/---
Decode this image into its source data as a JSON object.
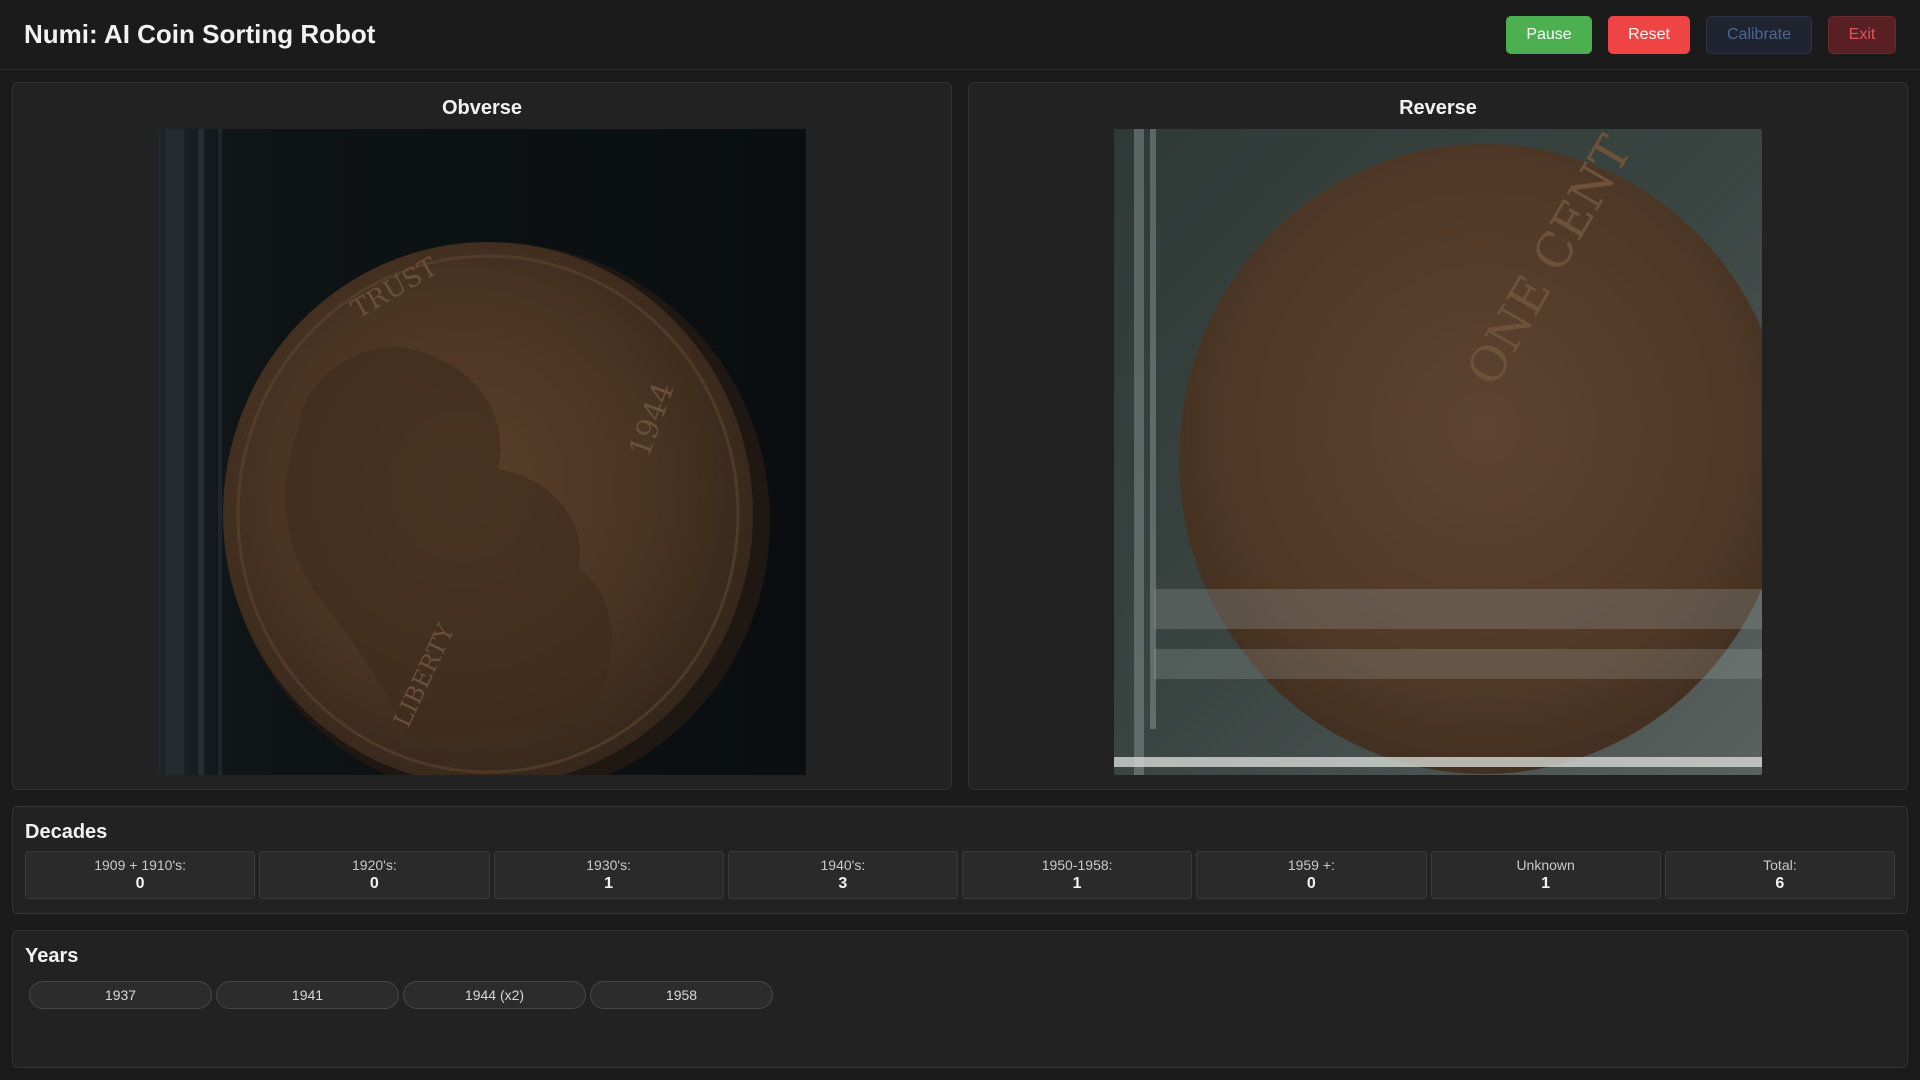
{
  "header": {
    "title": "Numi: AI Coin Sorting Robot",
    "buttons": {
      "pause": "Pause",
      "reset": "Reset",
      "calibrate": "Calibrate",
      "exit": "Exit"
    }
  },
  "images": {
    "obverse": {
      "title": "Obverse",
      "icon": "coin-obverse-photo"
    },
    "reverse": {
      "title": "Reverse",
      "icon": "coin-reverse-photo"
    }
  },
  "decades": {
    "title": "Decades",
    "items": [
      {
        "label": "1909 + 1910's:",
        "value": "0"
      },
      {
        "label": "1920's:",
        "value": "0"
      },
      {
        "label": "1930's:",
        "value": "1"
      },
      {
        "label": "1940's:",
        "value": "3"
      },
      {
        "label": "1950-1958:",
        "value": "1"
      },
      {
        "label": "1959 +:",
        "value": "0"
      },
      {
        "label": "Unknown",
        "value": "1"
      },
      {
        "label": "Total:",
        "value": "6"
      }
    ]
  },
  "years": {
    "title": "Years",
    "items": [
      "1937",
      "1941",
      "1944 (x2)",
      "1958"
    ]
  },
  "colors": {
    "background": "#1b1b1b",
    "panel": "#222222",
    "pause": "#4caf50",
    "reset": "#ef4444",
    "calibrate_text": "#4a6796",
    "exit_text": "#e0555c"
  }
}
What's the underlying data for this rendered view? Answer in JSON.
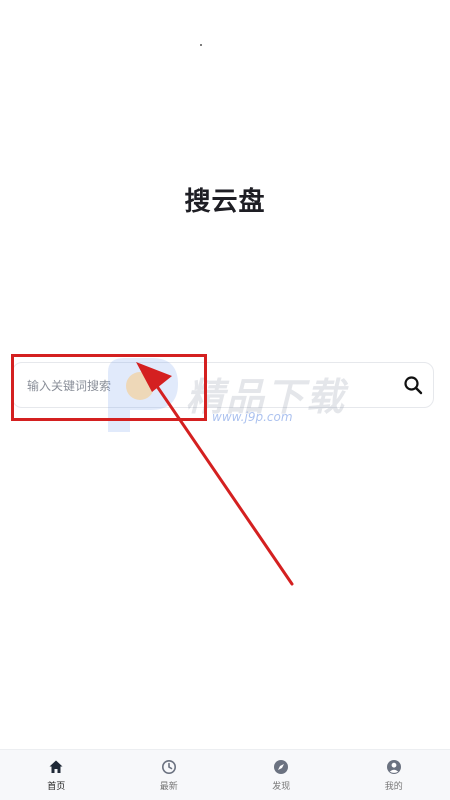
{
  "app": {
    "title": "搜云盘"
  },
  "search": {
    "placeholder": "输入关键词搜索",
    "value": ""
  },
  "watermark": {
    "text": "精品下载",
    "url": "www.j9p.com"
  },
  "annotation": {
    "color": "#d42020"
  },
  "tabbar": {
    "active_color": "#1f2937",
    "inactive_color": "#6b7280",
    "items": [
      {
        "label": "首页",
        "icon": "home-icon",
        "active": true
      },
      {
        "label": "最新",
        "icon": "clock-icon",
        "active": false
      },
      {
        "label": "发现",
        "icon": "compass-icon",
        "active": false
      },
      {
        "label": "我的",
        "icon": "user-circle-icon",
        "active": false
      }
    ]
  }
}
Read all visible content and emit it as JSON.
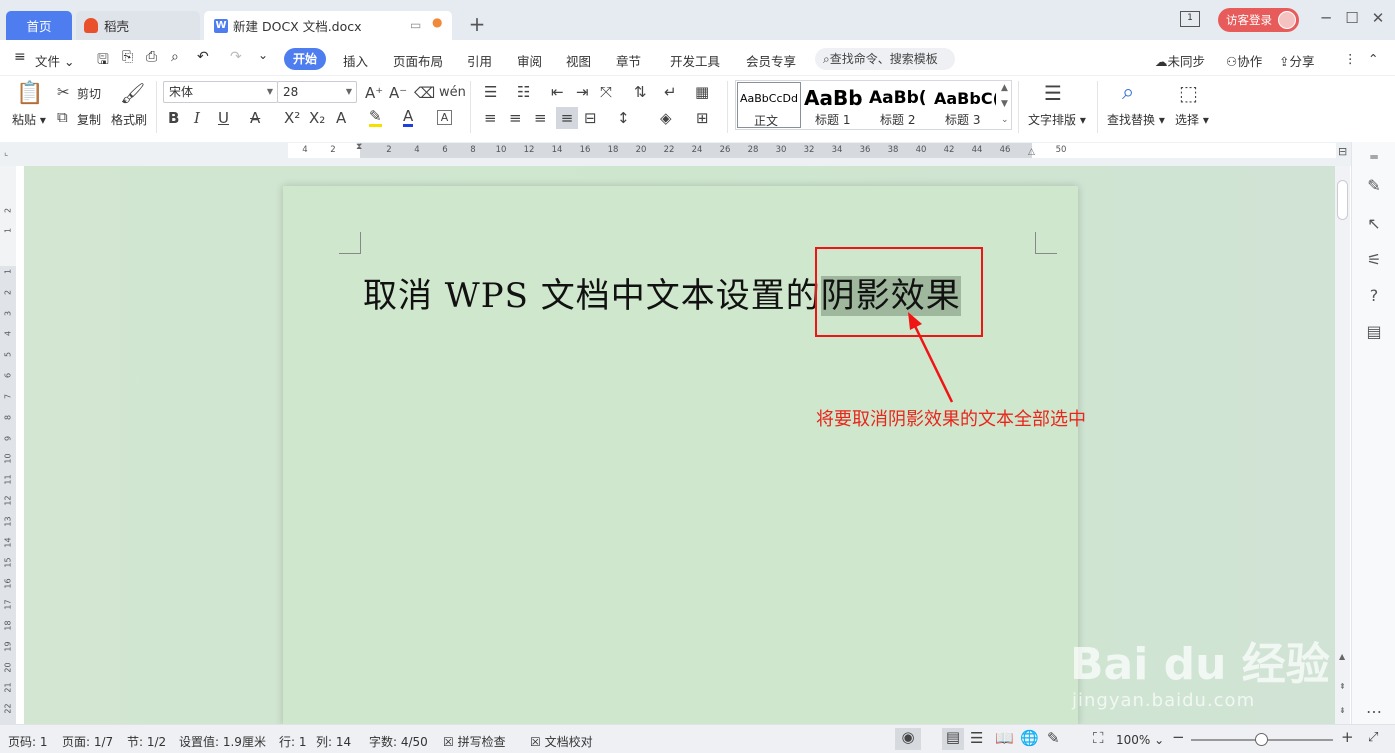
{
  "titlebar": {
    "tabs": [
      {
        "label": "首页"
      },
      {
        "label": "稻壳"
      },
      {
        "label": "新建 DOCX 文档.docx"
      }
    ],
    "new_tab": "+",
    "login_label": "访客登录",
    "page_badge": "1"
  },
  "menubar": {
    "file_label": "文件",
    "items": [
      "开始",
      "插入",
      "页面布局",
      "引用",
      "审阅",
      "视图",
      "章节",
      "开发工具",
      "会员专享"
    ],
    "search_placeholder": "查找命令、搜索模板",
    "right": [
      "未同步",
      "协作",
      "分享"
    ]
  },
  "ribbon": {
    "paste": "粘贴",
    "cut": "剪切",
    "copy": "复制",
    "format_painter": "格式刷",
    "font_name": "宋体",
    "font_size": "28",
    "styles": [
      {
        "preview": "AaBbCcDd",
        "label": "正文"
      },
      {
        "preview": "AaBb",
        "label": "标题 1"
      },
      {
        "preview": "AaBb(",
        "label": "标题 2"
      },
      {
        "preview": "AaBbC(",
        "label": "标题 3"
      }
    ],
    "text_layout": "文字排版",
    "find_replace": "查找替换",
    "select": "选择"
  },
  "ruler": {
    "h_ticks": [
      "4",
      "2",
      "2",
      "4",
      "6",
      "8",
      "10",
      "12",
      "14",
      "16",
      "18",
      "20",
      "22",
      "24",
      "26",
      "28",
      "30",
      "32",
      "34",
      "36",
      "38",
      "40",
      "42",
      "44",
      "46",
      "50"
    ],
    "v_ticks": [
      "2",
      "1",
      "1",
      "2",
      "3",
      "4",
      "5",
      "6",
      "7",
      "8",
      "9",
      "10",
      "11",
      "12",
      "13",
      "14",
      "15",
      "16",
      "17",
      "18",
      "19",
      "20",
      "21",
      "22"
    ]
  },
  "document": {
    "text_normal": "取消 WPS 文档中文本设置的",
    "text_selected": "阴影效果"
  },
  "annotation": "将要取消阴影效果的文本全部选中",
  "statusbar": {
    "page_code": "页码: 1",
    "page": "页面: 1/7",
    "section": "节: 1/2",
    "setting": "设置值: 1.9厘米",
    "line": "行: 1",
    "column": "列: 14",
    "words": "字数: 4/50",
    "spellcheck": "拼写检查",
    "proofread": "文档校对",
    "zoom": "100%"
  },
  "watermark": {
    "logo": "Bai du 经验",
    "url": "jingyan.baidu.com"
  },
  "colors": {
    "accent": "#4e7df0",
    "login": "#e85b5b",
    "canvas": "#cfe7cc",
    "annotation": "#e8261e"
  }
}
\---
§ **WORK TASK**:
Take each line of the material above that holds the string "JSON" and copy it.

§ **FINISHED TASK**:
Decode this image into its source data as a JSON object.
What's the underlying data for this rendered view? Answer in JSON.
Read all visible content and emit it as JSON.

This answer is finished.